These tips will make your emergence into the world of work more comfortable and make you more confident in tackling issues that will inevitably arise. For example, dealing with customer complaints or attending meetings with senior colleagues and important clients, will initially, take you out of your comfort zone.
“Do what you say you’re going to do, when you say you’re going to do it.”
- Realise your income comes from customers and nowhere else. You will deal with customers in the appropriate way when you understand this at the start of your career.
- Ask if the business has a customer charter or guidelines for customer service levels. This will give you a clear indication of what is expected of you.
- Accept that every time a customer comes into contact with you they judge the business you work for. You are the ambassador for the brand each time you communicate with the outside world.
- Familiarise yourself with the five members of the “Customer Family”. They are: – “Harry Hostile”, “Debbie Discontent”, “Alexander Ambivalent”, “Shirley Supportive” and “Erica Enthusiastic”.

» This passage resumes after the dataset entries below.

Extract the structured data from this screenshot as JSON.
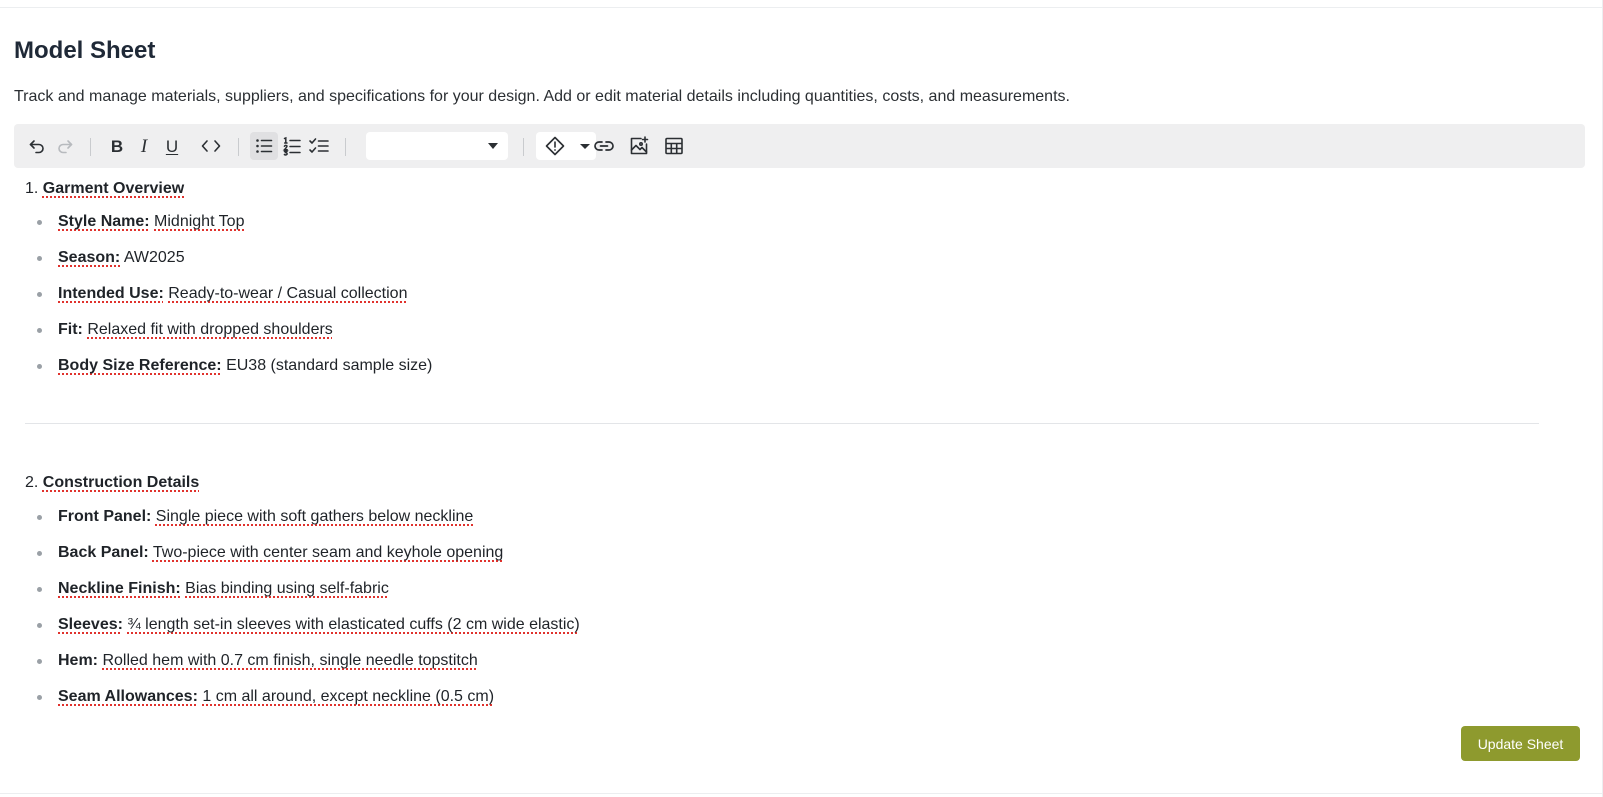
{
  "page": {
    "title": "Model Sheet",
    "description": "Track and manage materials, suppliers, and specifications for your design. Add or edit material details including quantities, costs, and measurements."
  },
  "toolbar": {
    "bold_label": "B",
    "italic_label": "I",
    "underline_label": "U",
    "format_select_value": "",
    "icons": [
      "undo-icon",
      "redo-icon",
      "bold-icon",
      "italic-icon",
      "underline-icon",
      "code-icon",
      "bullet-list-icon",
      "numbered-list-icon",
      "checklist-icon",
      "chevron-down-icon",
      "highlight-icon",
      "link-icon",
      "image-icon",
      "table-icon"
    ]
  },
  "sections": [
    {
      "number": "1.",
      "title": "Garment Overview",
      "items": [
        {
          "label": "Style Name:",
          "value": "Midnight Top"
        },
        {
          "label": "Season:",
          "value": "AW2025"
        },
        {
          "label": "Intended Use:",
          "value": "Ready-to-wear / Casual collection"
        },
        {
          "label": "Fit:",
          "value": "Relaxed fit with dropped shoulders"
        },
        {
          "label": "Body Size Reference:",
          "value": "EU38 (standard sample size)"
        }
      ]
    },
    {
      "number": "2.",
      "title": "Construction Details",
      "items": [
        {
          "label": "Front Panel:",
          "value": "Single piece with soft gathers below neckline"
        },
        {
          "label": "Back Panel:",
          "value": "Two-piece with center seam and keyhole opening"
        },
        {
          "label": "Neckline Finish:",
          "value": "Bias binding using self-fabric"
        },
        {
          "label": "Sleeves:",
          "value": "¾ length set-in sleeves with elasticated cuffs (2 cm wide elastic)"
        },
        {
          "label": "Hem:",
          "value": "Rolled hem with 0.7 cm finish, single needle topstitch"
        },
        {
          "label": "Seam Allowances:",
          "value": "1 cm all around, except neckline (0.5 cm)"
        }
      ]
    }
  ],
  "actions": {
    "update_label": "Update Sheet"
  },
  "colors": {
    "accent": "#8e9a2e",
    "toolbar_bg": "#efeff0",
    "spellcheck": "#e0322d"
  }
}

- Understand that to turn all your customers into “Erica Enthusiastics” you have to build a rapport with them and keep exceeding their expectations. Customers become “Harry Hostiles” when you are unhelpful or fail to meet their expectations.
- Become genuinely interested in your customers and talk in terms of their interests. Make all your customers feel important and do this sincerely.
- Be proactive. Look for ways your customers can add value to their businesses. This will be mutually beneficial and helps you build a long term relationship with your customer.
- Give customers solutions to their problems which have the greatest effect, the quickest impact, the fastest payback, the least disruption and most importantly the least effort their part.
- Recognise that when handled correctly, complaints can be a great asset in business. Treating complaints efficiently and empathetically turns a customer who is a “Harry Hostile” into an “Erica Enthusiastic” dramatically.
- Listen to complaints with empathy whether they come from colleagues or customers. Take notes if necessary and make sure you have all the facts. Never argue – it’s an argument you will never win.
- Add something extra when a customer has a justified complaint. Putting matters right i.e. simply back to how they were is not good enough. An extra “something” will show a customer you are genuinely sorry.